South Africa is a parliamentary republic, although unlike most such republics the President is both head of state and head of government, and depends for his tenure on the confidence of Parliament. The executive, legislature and judiciary are all subject to the supremacy of the Constitution, and the superior courts have the power to strike down executive actions and acts of Parliament if they are unconstitutional.
The National Assembly, the lower house of Parliament, consists of 400 members and is elected every five years by a system of party-list proportional representation. The National Council of Provinces, the upper house, consists of ninety members, with each of the nine provincial legislatures electing ten members.
After each parliamentary election, the National Assembly elects one of its members as President; hence the President serves a term of office the same as that of the Assembly, normally five years. No President may serve more than two terms in office. The President appoints a Deputy President and Ministers, who form the Cabinet which consists of Departments and Ministries. The President and the Cabinet may be removed by the National Assembly by a motion of no confidence.

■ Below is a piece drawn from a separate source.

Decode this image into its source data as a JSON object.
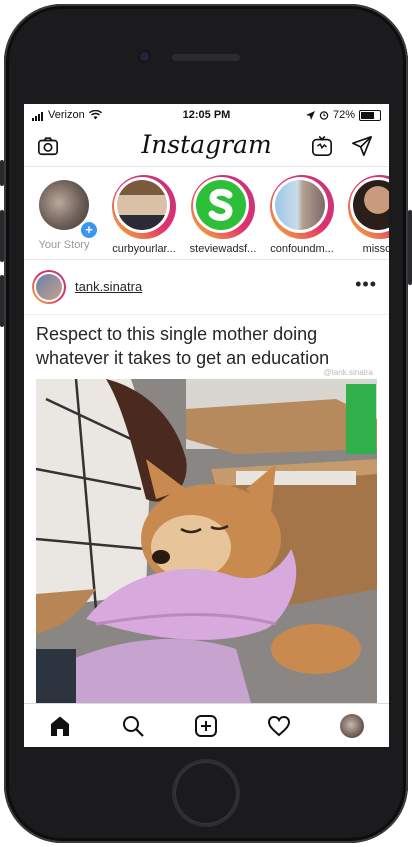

In the most recent election, held on 7 May 2014, the African National Congress (ANC) won 62.2% of the vote and 249 seats, while the main opposition, the Democratic Alliance (DA) won 22.2% of the vote and 89 seats. The Economic Freedom Fighters, founded by Julius Malema, the former President of the ANC’s Youth Wing who was later expelled from the ANC, won 6.4% of the vote and 25 seats. The ANC has been the governing political party in South Africa since the end of apartheid.
South Africa has no legally defined capital city. The fourth chapter of the Constitution of South Africa, states that “The seat of Parliament is Cape Town, but an Act of Parliament enacted in accordance with section 76(1) and (5) may determine that the seat of Parliament is elsewhere. The country’s three branches of government are split over different cities. Cape Town, as the seat of Parliament, is the legislative capital; Pretoria, as the seat of the President and Cabinet, is the administrative capital; and Bloemfontein, as the seat of the Supreme Court of Appeal, is the judicial capital, while the Constitutional Court of South Africa sits in Johannesburg. Most foreign embassies are located in Pretoria.
Since 2004, South Africa has had many thousands of popular protests, some violent, making it, according to one academic, the “most protest-rich country in the world”. There have been a number of incidents of political repression as well as threats of future repression in violation of this constitution leading some analysts and civil society organisations to conclude that there is or could be a new climate of political repression, or a decline in political tolerance.
In 2008, South Africa placed 5th out of 48 sub-Saharan African countries on the Ibrahim Index of African Governance. South Africa scored well in the categories of Rule of Law, Transparency & Corruption and Participation & Human Rights, but was let down by its relatively poor performance in Safety & Security. In November 2006, South Africa became the first African country to legalise same-sex marriage.
Crime in South Africa
The Constitution of South Africa is the supreme rule of law in the country. The primary sources of South African law are Roman-Dutch mercantile law and personal law with English Common law, as imports of Dutch settlements and British colonialism. The first European based law in South Africa was brought by the Dutch East India Company and is called Roman-Dutch law. It was imported before the codification of European law into the Napoleonic Code and is comparable in many ways to Scots law. This was followed in the 19th century by English law, both common and statutory. After unification in 1910, South Africa had its own parliament which passed laws specific for South Africa, building on those previously passed for the individual member colonies.
The judicial system consists of the magistrates’ courts, which hear lesser criminal cases and smaller civil cases; the High Courts, which are courts of general jurisdiction for specific areas; the Supreme Court of Appeal, which is the highest court in all but constitutional matters; and the Constitutional Court, which hears only constitutional matters.
Soweto Pride 2012 participants protest against violence against lesbians. The country has strong human rights laws but some groups are still discriminated against. It is the first country in Africa to recognise same sex marriage.
Nearly 50 murders are committed each day in South Africa. In the year ended March 2014 there were 17,068 murders and the murder rate was 32.2 per 100,000 – about five times higher than the global average of 6 per 100,000. Middle-class South Africans seek security in gated communities. The private security industry in South Africa is the largest in the world, with nearly 9,000 registered companies and 400,000 registered active private security guards, more than the South African police and army combined. Many emigrants from South Africa also state that crime was a major factor in their decision to leave. Crime against the farming community has continued to be a major problem.
It is estimated that 500,000 women are raped in South Africa every year with the average woman more likely to be raped than complete secondary school. A 2009 survey found one in four South African men admitted to raping someone and another survey found one in three women out of 4000 surveyed said they had been raped in the past year. Rapes are also perpetrated by children (some as young as ten). Child and baby rape incidences are some of the highest in the world, largely as a result of the virgin cleansing myth, and a number of high-profile cases (sometimes as young as eight month) have outraged the nation.